:: Material provided
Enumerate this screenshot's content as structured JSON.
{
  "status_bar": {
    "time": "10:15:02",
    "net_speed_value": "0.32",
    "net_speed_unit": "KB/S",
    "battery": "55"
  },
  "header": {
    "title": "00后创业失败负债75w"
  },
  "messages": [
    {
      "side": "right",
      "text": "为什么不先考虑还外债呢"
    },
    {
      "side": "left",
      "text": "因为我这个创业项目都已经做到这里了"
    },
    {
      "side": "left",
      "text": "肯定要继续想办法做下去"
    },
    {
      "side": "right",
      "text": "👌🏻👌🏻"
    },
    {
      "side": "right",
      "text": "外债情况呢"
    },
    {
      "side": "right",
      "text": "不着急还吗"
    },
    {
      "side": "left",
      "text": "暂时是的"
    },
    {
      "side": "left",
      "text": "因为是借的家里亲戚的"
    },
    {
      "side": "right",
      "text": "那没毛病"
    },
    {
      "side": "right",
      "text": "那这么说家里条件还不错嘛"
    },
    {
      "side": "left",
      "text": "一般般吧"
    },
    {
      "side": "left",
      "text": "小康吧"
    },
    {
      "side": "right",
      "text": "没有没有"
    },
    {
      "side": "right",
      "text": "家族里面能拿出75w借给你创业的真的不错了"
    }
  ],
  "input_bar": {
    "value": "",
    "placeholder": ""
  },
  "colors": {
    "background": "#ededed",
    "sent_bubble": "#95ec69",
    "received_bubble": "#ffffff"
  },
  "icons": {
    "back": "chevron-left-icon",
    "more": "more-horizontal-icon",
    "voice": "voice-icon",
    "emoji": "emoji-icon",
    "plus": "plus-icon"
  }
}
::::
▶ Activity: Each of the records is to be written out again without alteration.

▶ Response:
Enumerate this screenshot's content as structured JSON.
{
  "status_bar": {
    "time": "10:15:02",
    "net_speed_value": "0.32",
    "net_speed_unit": "KB/S",
    "battery": "55"
  },
  "header": {
    "title": "00后创业失败负债75w"
  },
  "messages": [
    {
      "side": "right",
      "text": "为什么不先考虑还外债呢"
    },
    {
      "side": "left",
      "text": "因为我这个创业项目都已经做到这里了"
    },
    {
      "side": "left",
      "text": "肯定要继续想办法做下去"
    },
    {
      "side": "right",
      "text": "👌🏻👌🏻"
    },
    {
      "side": "right",
      "text": "外债情况呢"
    },
    {
      "side": "right",
      "text": "不着急还吗"
    },
    {
      "side": "left",
      "text": "暂时是的"
    },
    {
      "side": "left",
      "text": "因为是借的家里亲戚的"
    },
    {
      "side": "right",
      "text": "那没毛病"
    },
    {
      "side": "right",
      "text": "那这么说家里条件还不错嘛"
    },
    {
      "side": "left",
      "text": "一般般吧"
    },
    {
      "side": "left",
      "text": "小康吧"
    },
    {
      "side": "right",
      "text": "没有没有"
    },
    {
      "side": "right",
      "text": "家族里面能拿出75w借给你创业的真的不错了"
    }
  ],
  "input_bar": {
    "value": "",
    "placeholder": ""
  },
  "colors": {
    "background": "#ededed",
    "sent_bubble": "#95ec69",
    "received_bubble": "#ffffff"
  },
  "icons": {
    "back": "chevron-left-icon",
    "more": "more-horizontal-icon",
    "voice": "voice-icon",
    "emoji": "emoji-icon",
    "plus": "plus-icon"
  }
}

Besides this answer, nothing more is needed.